**Work item**
Send every record back word for word.

**Data supplied**
□ □ □ □ □

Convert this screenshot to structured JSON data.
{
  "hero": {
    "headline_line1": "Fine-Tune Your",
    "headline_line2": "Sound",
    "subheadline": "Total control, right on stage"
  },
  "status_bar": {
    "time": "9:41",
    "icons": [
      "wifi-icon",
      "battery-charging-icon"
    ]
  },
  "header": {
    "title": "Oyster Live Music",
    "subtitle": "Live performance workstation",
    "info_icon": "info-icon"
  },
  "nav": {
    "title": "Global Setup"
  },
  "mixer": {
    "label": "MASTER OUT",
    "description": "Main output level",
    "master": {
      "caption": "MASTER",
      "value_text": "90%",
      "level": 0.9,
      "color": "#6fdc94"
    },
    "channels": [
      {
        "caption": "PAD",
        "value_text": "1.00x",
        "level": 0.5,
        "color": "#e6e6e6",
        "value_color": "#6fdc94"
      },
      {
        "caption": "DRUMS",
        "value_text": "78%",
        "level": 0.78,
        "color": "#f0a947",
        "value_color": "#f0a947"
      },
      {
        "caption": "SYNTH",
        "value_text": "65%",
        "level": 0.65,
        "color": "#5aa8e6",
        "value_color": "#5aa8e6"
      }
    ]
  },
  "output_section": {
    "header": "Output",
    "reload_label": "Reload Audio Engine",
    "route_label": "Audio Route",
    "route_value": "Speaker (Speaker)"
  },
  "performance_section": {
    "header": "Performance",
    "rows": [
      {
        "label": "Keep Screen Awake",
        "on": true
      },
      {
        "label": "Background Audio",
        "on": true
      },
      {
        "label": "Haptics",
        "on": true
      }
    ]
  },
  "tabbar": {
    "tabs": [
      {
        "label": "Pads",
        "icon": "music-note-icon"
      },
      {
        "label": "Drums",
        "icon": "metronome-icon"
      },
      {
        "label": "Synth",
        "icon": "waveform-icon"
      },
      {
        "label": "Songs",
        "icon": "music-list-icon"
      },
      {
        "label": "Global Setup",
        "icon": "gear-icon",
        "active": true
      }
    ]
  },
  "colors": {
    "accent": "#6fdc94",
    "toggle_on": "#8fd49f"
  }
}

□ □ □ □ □

**Written response**
Convert this screenshot to structured JSON data.
{
  "hero": {
    "headline_line1": "Fine-Tune Your",
    "headline_line2": "Sound",
    "subheadline": "Total control, right on stage"
  },
  "status_bar": {
    "time": "9:41",
    "icons": [
      "wifi-icon",
      "battery-charging-icon"
    ]
  },
  "header": {
    "title": "Oyster Live Music",
    "subtitle": "Live performance workstation",
    "info_icon": "info-icon"
  },
  "nav": {
    "title": "Global Setup"
  },
  "mixer": {
    "label": "MASTER OUT",
    "description": "Main output level",
    "master": {
      "caption": "MASTER",
      "value_text": "90%",
      "level": 0.9,
      "color": "#6fdc94"
    },
    "channels": [
      {
        "caption": "PAD",
        "value_text": "1.00x",
        "level": 0.5,
        "color": "#e6e6e6",
        "value_color": "#6fdc94"
      },
      {
        "caption": "DRUMS",
        "value_text": "78%",
        "level": 0.78,
        "color": "#f0a947",
        "value_color": "#f0a947"
      },
      {
        "caption": "SYNTH",
        "value_text": "65%",
        "level": 0.65,
        "color": "#5aa8e6",
        "value_color": "#5aa8e6"
      }
    ]
  },
  "output_section": {
    "header": "Output",
    "reload_label": "Reload Audio Engine",
    "route_label": "Audio Route",
    "route_value": "Speaker (Speaker)"
  },
  "performance_section": {
    "header": "Performance",
    "rows": [
      {
        "label": "Keep Screen Awake",
        "on": true
      },
      {
        "label": "Background Audio",
        "on": true
      },
      {
        "label": "Haptics",
        "on": true
      }
    ]
  },
  "tabbar": {
    "tabs": [
      {
        "label": "Pads",
        "icon": "music-note-icon"
      },
      {
        "label": "Drums",
        "icon": "metronome-icon"
      },
      {
        "label": "Synth",
        "icon": "waveform-icon"
      },
      {
        "label": "Songs",
        "icon": "music-list-icon"
      },
      {
        "label": "Global Setup",
        "icon": "gear-icon",
        "active": true
      }
    ]
  },
  "colors": {
    "accent": "#6fdc94",
    "toggle_on": "#8fd49f"
  }
}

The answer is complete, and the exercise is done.